Even though society naturally appreciates the gallantry of our security agencies and officials, it was quite unfortunate that many top public functionaries and business people were inviting DCP Kyari to their events and posting such engagements in the media to ratchet up their social standing. And yet ill-advisedly too, instead of becoming very cautious about some of these outings, Kyari appeared to have gotten carried away and revelled in the spotlight, leading to the abuse of the privileges and disposition of his sensitive strategic positions, in hobnobbing with people of questionable integrity, and equally posting these on social media platforms.
While the media developed interests in his exploits as a crime fighter, they allowed him or his media handlers to promote his efforts, rather than those of his team to the high heavens. This became one of his major Achilles heels. There is a huge gulf between the practice of public relations and the indulgence in publicity as an end in itself. In PR, not all activities need to be publicised or promoted because of the potential fallouts of such exposure. Some publicity in terms of policing or security duties could end up enabling the reprisal intents of the targets of one’s exertions, besides the envy of peers and enemies that comes which such territory.
As an institution with moral and ethical values, the Police appeared not to have been able to tame Kyari, even when he was showing up in very lousy places for the glitz of the celebrity showcase. Instead of reprimanding and curtailing him, the command seemed to have gotten caught up in the cult of the celebrity of an individual, rather than the celebration of the team. In fact, when his younger sister got married in 2019, the creme de la creme of society ‘stormed’ Maiduguri, including the then Inspector General of Police, among top dignitaries, in what was a high society event witnessing guest arrivals in different aircraft.
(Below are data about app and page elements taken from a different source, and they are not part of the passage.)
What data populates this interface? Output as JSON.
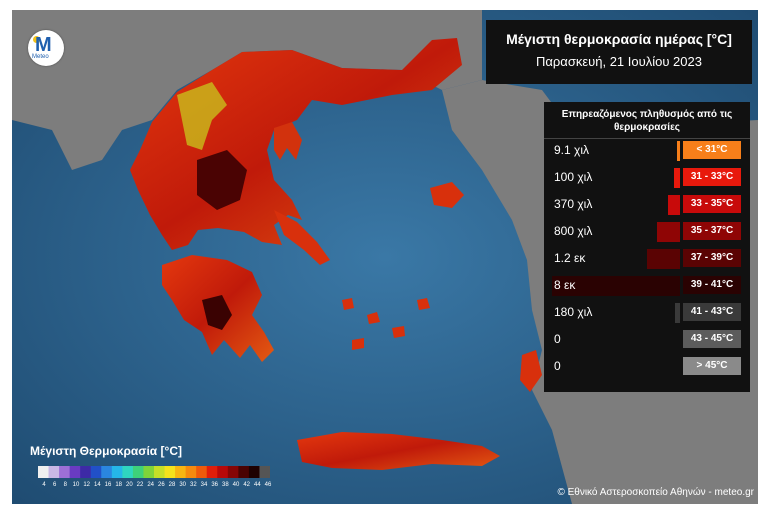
{
  "logo": {
    "letter": "M",
    "text": "Meteo"
  },
  "title": "Μέγιστη θερμοκρασία ημέρας [°C]",
  "subtitle": "Παρασκευή, 21 Ιουλίου 2023",
  "population_panel": {
    "title": "Επηρεαζόμενος πληθυσμός από τις θερμοκρασίες",
    "rows": [
      {
        "population": "9.1 χιλ",
        "range": "< 31°C",
        "color": "#f77f1a",
        "bar_fraction": 0.02
      },
      {
        "population": "100 χιλ",
        "range": "31 - 33°C",
        "color": "#e8190c",
        "bar_fraction": 0.05
      },
      {
        "population": "370 χιλ",
        "range": "33 - 35°C",
        "color": "#c80a0a",
        "bar_fraction": 0.09
      },
      {
        "population": "800 χιλ",
        "range": "35 - 37°C",
        "color": "#8f0505",
        "bar_fraction": 0.18
      },
      {
        "population": "1.2 εκ",
        "range": "37 - 39°C",
        "color": "#5a0303",
        "bar_fraction": 0.26
      },
      {
        "population": "8 εκ",
        "range": "39 - 41°C",
        "color": "#2a0202",
        "bar_fraction": 1.0
      },
      {
        "population": "180 χιλ",
        "range": "41 - 43°C",
        "color": "#3a3a3a",
        "bar_fraction": 0.04
      },
      {
        "population": "0",
        "range": "43 - 45°C",
        "color": "#5c5c5c",
        "bar_fraction": 0.0
      },
      {
        "population": "0",
        "range": "> 45°C",
        "color": "#8a8a8a",
        "bar_fraction": 0.0
      }
    ]
  },
  "colorbar": {
    "title": "Μέγιστη Θερμοκρασία [°C]",
    "ticks": [
      "4",
      "6",
      "8",
      "10",
      "12",
      "14",
      "16",
      "18",
      "20",
      "22",
      "24",
      "26",
      "28",
      "30",
      "32",
      "34",
      "36",
      "38",
      "40",
      "42",
      "44",
      "46"
    ],
    "colors": [
      "#f0f0f0",
      "#c9b8e6",
      "#9d6fd6",
      "#6a3bc2",
      "#3d2aa6",
      "#2150c8",
      "#2a86e0",
      "#25b6e8",
      "#2fd6c0",
      "#3ed17a",
      "#7fd43a",
      "#c5df28",
      "#f4e21c",
      "#f7b512",
      "#f58a0e",
      "#ee5a0b",
      "#e01e0a",
      "#b80909",
      "#860606",
      "#4a0303",
      "#1e0101",
      "#555555"
    ]
  },
  "copyright": "© Εθνικό Αστεροσκοπείο Αθηνών - meteo.gr"
}
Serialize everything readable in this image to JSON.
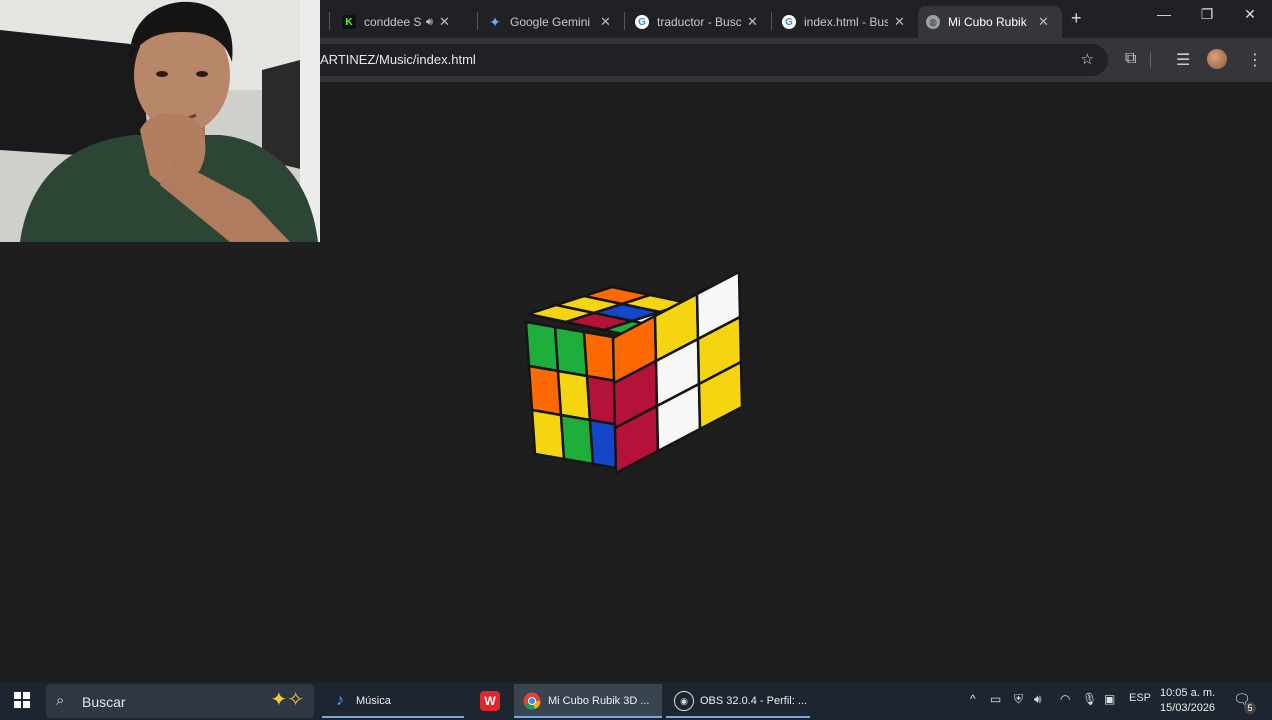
{
  "browser": {
    "tabs": [
      {
        "label": "conddee Str",
        "icon": "kick-icon",
        "has_sound": true
      },
      {
        "label": "Google Gemini",
        "icon": "gemini-icon"
      },
      {
        "label": "traductor - Busc",
        "icon": "google-icon"
      },
      {
        "label": "index.html - Busc",
        "icon": "google-icon"
      },
      {
        "label": "Mi Cubo Rubik",
        "icon": "globe-icon",
        "active": true
      }
    ],
    "new_tab_symbol": "+",
    "window_controls": {
      "minimize": "—",
      "restore": "❐",
      "close": "✕"
    },
    "url": "ARTINEZ/Music/index.html"
  },
  "cube": {
    "colors": {
      "green": "#1fae3c",
      "yellow": "#f5d410",
      "orange": "#ff6a00",
      "red": "#b5123a",
      "blue": "#1446c8",
      "white": "#f7f7f7"
    }
  },
  "taskbar": {
    "search_placeholder": "Buscar",
    "apps": [
      {
        "label": "Música",
        "icon": "music-icon"
      },
      {
        "label": "",
        "icon": "wps-office-icon"
      },
      {
        "label": "Mi Cubo Rubik 3D ...",
        "icon": "chrome-icon",
        "active": true
      },
      {
        "label": "OBS 32.0.4 - Perfil: ...",
        "icon": "obs-icon"
      }
    ],
    "language": "ESP",
    "time": "10:05 a. m.",
    "date": "15/03/2026",
    "notification_count": "5"
  }
}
Meanwhile, DCP Kyari’s case still hangs on the balance. Before the American FBI went public in indicting him, as it has done, it ought to have contacted its Nigerian counterpart with the overwhelming evidence it had against the super cop, as it is traditionally the case. Even at that, it might be difficult to perfect the extradition of Abba Kyari to the United States of America on technical grounds, alongside other militating factors. Similar indictments by the American system against prominent Nigerians were not consummated in the extradition of these personalities. There was the case of a politician, Senator Buruji Kashamu, indicted for alleged illicit drug peddling, which was ongoing before he died, and there is the example of the owner of Air Peace, Allen Onyema, over money laundering claims, as recent references.
While he could attempt to hide under the concept of an agent provocateur to defend himself in this situation, nevertheless his work as an undercover operative is not known. In fact, agent provocateurs are expected to act as secret agents encouraging suspected criminals to carry out their illegal activities as a way of obtaining evidence. However, Abba Kyari could not be said to fit into this role because he has been widely promoted as a known or overt crime fighter.
My greatest concern has been the huge damage this affair has done to our law enforcement services, as a well-decorated officer considered as one of our finest, who had taken enormous risks in resolving fighting crime and saving lives (winning laurels, accolades and swift promotions) is suddenly discovered to have gone rogue or compromised at some point.
There are a lot of lessons to be learnt from the Abba Kyari affair, especially by law enforcement officials on reputation management and the seductive adulation of the public spotlight.
Yushau A. Shuaib
Author of “Award-Winning Crisis Communication Strategies” and “An Encounter with the Spymaster”